Twenty-six cases of Reye syndrome occurring between 1973 and 1982 have been reviewed in relation to aspirin ingestion at the Children’s Hospital, Camperdown, Australia (formerly the Royal Alexandra Hospital for Children in Sydney), where Reye first described his syndrome of encephalopathy and fatty degeneration of the viscera in 1963. The ages ranged from 3 mos to 7 yrs (median 22 mos). Only 5% of patients had ingested aspirin and 30% acetaminophen. For the period of this study, aspirin accounted for 0.3% and acetaminophen for 99.7% of all pediatric analgesic/antipyretic sales. Despite this lack of association of Reye syndrome with aspirin use, Reye syndrome has been as common in Australia as in the US (9 cases per/million children c.f. 10-20 cases/mil in US and 3-7/mil in UK). The authors conclude that the purported association of Reye syndrome with aspirin use in the US is coincidental. 

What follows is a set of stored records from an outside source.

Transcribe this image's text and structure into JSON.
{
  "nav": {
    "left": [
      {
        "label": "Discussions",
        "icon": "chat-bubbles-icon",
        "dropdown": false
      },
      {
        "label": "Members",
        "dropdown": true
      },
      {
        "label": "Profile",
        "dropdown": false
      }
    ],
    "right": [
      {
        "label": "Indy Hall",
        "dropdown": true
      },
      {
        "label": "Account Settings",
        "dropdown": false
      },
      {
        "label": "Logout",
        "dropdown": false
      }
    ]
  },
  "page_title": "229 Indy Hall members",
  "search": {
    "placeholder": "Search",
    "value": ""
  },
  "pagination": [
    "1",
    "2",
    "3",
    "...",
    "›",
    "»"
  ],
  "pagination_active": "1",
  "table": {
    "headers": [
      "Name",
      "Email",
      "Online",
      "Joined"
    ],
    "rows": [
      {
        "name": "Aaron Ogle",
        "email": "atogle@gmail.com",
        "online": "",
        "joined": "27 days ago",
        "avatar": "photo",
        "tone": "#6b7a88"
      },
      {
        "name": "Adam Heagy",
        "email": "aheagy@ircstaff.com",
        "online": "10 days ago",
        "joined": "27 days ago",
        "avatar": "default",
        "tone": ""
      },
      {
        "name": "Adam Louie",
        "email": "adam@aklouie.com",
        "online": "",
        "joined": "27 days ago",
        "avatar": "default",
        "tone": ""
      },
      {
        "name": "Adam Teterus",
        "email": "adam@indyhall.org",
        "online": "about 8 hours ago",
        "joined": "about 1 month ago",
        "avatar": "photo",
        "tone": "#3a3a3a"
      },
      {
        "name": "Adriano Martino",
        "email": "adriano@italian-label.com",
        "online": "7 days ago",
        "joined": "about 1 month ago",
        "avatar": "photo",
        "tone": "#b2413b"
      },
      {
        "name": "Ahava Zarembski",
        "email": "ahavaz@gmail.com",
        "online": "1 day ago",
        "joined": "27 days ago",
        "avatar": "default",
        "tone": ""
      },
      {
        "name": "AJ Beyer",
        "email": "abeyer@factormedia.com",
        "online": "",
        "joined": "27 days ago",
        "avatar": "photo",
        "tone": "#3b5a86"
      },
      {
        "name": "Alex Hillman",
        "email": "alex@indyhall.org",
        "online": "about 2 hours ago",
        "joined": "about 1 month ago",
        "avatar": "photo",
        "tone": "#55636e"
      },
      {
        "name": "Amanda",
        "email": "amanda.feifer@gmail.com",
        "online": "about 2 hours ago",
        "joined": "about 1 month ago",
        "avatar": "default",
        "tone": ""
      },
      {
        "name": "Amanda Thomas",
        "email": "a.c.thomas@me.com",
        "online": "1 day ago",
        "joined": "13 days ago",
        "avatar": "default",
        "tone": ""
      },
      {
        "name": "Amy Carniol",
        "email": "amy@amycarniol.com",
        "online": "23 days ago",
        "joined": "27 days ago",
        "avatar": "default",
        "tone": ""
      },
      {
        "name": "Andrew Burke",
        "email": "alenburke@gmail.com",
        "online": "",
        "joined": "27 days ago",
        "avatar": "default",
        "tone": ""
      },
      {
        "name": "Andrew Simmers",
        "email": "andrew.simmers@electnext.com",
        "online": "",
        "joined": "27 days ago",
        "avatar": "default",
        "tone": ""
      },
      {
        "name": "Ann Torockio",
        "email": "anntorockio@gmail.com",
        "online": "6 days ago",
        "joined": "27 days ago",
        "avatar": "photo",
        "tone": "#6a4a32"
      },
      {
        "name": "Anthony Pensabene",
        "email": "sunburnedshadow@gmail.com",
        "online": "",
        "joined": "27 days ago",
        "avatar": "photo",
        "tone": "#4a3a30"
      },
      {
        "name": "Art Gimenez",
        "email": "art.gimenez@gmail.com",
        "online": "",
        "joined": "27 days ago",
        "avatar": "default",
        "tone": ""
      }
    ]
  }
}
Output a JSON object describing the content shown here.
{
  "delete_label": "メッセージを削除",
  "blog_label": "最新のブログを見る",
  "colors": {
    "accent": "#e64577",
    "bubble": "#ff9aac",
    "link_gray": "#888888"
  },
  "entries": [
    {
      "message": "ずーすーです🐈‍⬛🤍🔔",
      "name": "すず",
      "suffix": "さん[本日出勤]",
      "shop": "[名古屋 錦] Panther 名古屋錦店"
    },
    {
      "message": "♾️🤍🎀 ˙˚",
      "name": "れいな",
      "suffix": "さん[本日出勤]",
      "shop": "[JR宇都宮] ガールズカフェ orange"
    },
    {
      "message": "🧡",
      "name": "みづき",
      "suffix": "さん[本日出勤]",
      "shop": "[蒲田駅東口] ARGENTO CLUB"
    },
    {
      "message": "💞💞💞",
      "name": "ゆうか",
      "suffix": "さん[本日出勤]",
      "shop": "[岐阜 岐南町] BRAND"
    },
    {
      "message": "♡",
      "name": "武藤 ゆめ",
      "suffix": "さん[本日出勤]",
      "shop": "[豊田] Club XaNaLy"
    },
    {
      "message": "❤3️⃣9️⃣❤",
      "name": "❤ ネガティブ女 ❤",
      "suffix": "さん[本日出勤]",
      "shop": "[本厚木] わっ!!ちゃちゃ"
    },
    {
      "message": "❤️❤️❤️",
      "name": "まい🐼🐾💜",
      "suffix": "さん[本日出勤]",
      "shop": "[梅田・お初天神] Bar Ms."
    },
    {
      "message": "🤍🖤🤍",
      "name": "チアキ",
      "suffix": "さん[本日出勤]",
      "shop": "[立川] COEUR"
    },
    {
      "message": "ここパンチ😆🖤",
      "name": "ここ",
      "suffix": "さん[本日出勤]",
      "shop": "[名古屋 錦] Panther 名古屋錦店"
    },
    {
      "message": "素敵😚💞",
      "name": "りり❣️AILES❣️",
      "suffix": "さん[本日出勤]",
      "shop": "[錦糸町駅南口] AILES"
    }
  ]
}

COMMENT. Rupert Murdoch, the Australian journalist and publisher, would approve of this apt title, a refreshing innovation for our generally plain medical style of writing. Despite the conclusions drawn here and supported by a study from Japan, which also failed to show an association between aspirin and Reye syndrome, it is unlikely that the pediatric usage of aspirin will be resumed in the US. The massive public education campaign launched by the Government in 1982 to caution parents against aspirin use for colds, influenza or chicken pox has been very successful, notwithstanding the persisting mystery regarding the true cause or causes of Reye syndrome.